If you've got the attitude (and look), there should be a product or service out there on the hunt for the right model to promote their brand as a side business idea. You can sign up with a large agency, find a freelance agent, or look for your own modeling gigs as an independent talent. Since modeling is a complex field, get all the advice you need before jumping right in and find a mentor who can guide you through some of the early challenges it'll take to establish your brand. Depending on your preference, you can specialize in a single media format such as video or still images, to build a compelling portfolio and grow this into a business idea that has the potential to scale.
Once you’ve mastered step 1 and gotten a foothold in the market, you’re ready to expand your offerings. Your customers will appreciate having related products to choose from. What’s really important about branching out into new areas is to continue to provide a high-quality service across the board. Branching out could hurt your reputation if you drop the ball in other areas.
These days, even a home-based business can afford to operate out of another space. Consider renting temporary office space to get benefits such as tech support and conference services, or to hold meetings with clients. Sharing office space with other small businesses can also be a great way to grow your network. A great way to get inexpensive office space is to offer free services to another business in exchange for office space.

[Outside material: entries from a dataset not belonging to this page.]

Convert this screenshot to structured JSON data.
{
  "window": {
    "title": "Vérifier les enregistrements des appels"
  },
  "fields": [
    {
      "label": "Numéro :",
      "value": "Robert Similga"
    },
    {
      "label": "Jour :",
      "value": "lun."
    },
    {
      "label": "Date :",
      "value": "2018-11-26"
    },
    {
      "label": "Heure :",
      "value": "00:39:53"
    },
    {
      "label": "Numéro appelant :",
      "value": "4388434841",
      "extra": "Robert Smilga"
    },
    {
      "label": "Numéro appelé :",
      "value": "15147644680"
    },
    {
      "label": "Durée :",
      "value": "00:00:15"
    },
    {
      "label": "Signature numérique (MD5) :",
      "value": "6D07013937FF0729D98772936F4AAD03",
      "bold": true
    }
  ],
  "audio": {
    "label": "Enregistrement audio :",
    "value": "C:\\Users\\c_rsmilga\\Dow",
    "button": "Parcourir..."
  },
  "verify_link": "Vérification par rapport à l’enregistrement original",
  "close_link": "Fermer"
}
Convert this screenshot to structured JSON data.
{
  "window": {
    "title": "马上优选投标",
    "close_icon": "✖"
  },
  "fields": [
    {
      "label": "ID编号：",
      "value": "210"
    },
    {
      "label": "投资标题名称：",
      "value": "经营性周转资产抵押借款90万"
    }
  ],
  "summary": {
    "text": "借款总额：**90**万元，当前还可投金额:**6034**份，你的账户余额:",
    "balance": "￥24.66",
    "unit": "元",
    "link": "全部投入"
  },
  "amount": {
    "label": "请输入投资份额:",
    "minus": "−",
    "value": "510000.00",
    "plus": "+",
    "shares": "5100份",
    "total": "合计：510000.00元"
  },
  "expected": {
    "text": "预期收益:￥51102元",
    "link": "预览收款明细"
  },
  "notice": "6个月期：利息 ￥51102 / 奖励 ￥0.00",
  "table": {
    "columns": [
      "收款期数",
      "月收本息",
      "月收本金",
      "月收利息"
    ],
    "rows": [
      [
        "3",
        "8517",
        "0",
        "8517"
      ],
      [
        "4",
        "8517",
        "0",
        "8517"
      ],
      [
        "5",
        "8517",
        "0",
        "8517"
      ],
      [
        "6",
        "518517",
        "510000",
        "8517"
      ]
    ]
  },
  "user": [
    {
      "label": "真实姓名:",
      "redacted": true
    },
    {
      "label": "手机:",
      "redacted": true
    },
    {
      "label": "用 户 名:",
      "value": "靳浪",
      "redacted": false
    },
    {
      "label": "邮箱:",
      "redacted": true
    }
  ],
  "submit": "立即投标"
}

Additional legal matters you will want to check pertaining to your business may include advertising guidelines and labeling requirements regulated by the Federal Trade Commission; complying with labor laws if you have employees – U. S. Department of Labor; abiding by environmental regulations – U. S. Environmental Protection Agency’s (EPA); and paying business taxes – IRS. SBA provides a guide to federal government rules and regulations.
Of course, photography can take many forms, from photojournalism to portrait photography to general-interest stock photography. You’ll most likely go for either setting up a studio in your home or taking pictures for use as stock photos, as true photojournalism requires years of experience and almost never involves actually working from home. Keep in mind that stock-photo sites work on a revenue-sharing model, so simply selling pictures to one is unusual.
In general, a home office deduction is allowed if the home office meets at least one of three criteria: 1) the home office is the principal place of business; 2) the home office is the place where the business owner meets with clients and customers as part of the normal business day; or 3) the place of business is a separate structure on the property, but is not attached to the house or residence. The deduction is figured on the size of the home office as a percentage of the total house or residence. For example, if the total house size is 2,400 square feet and the home office is 240 square feet, 10 percent of the total house is considered used for business. That would allow the business owner to deduct 10 percent of the household's costs for electricity, real estate taxes, mortgage interest, insurance, repairs, etc. as business expenses.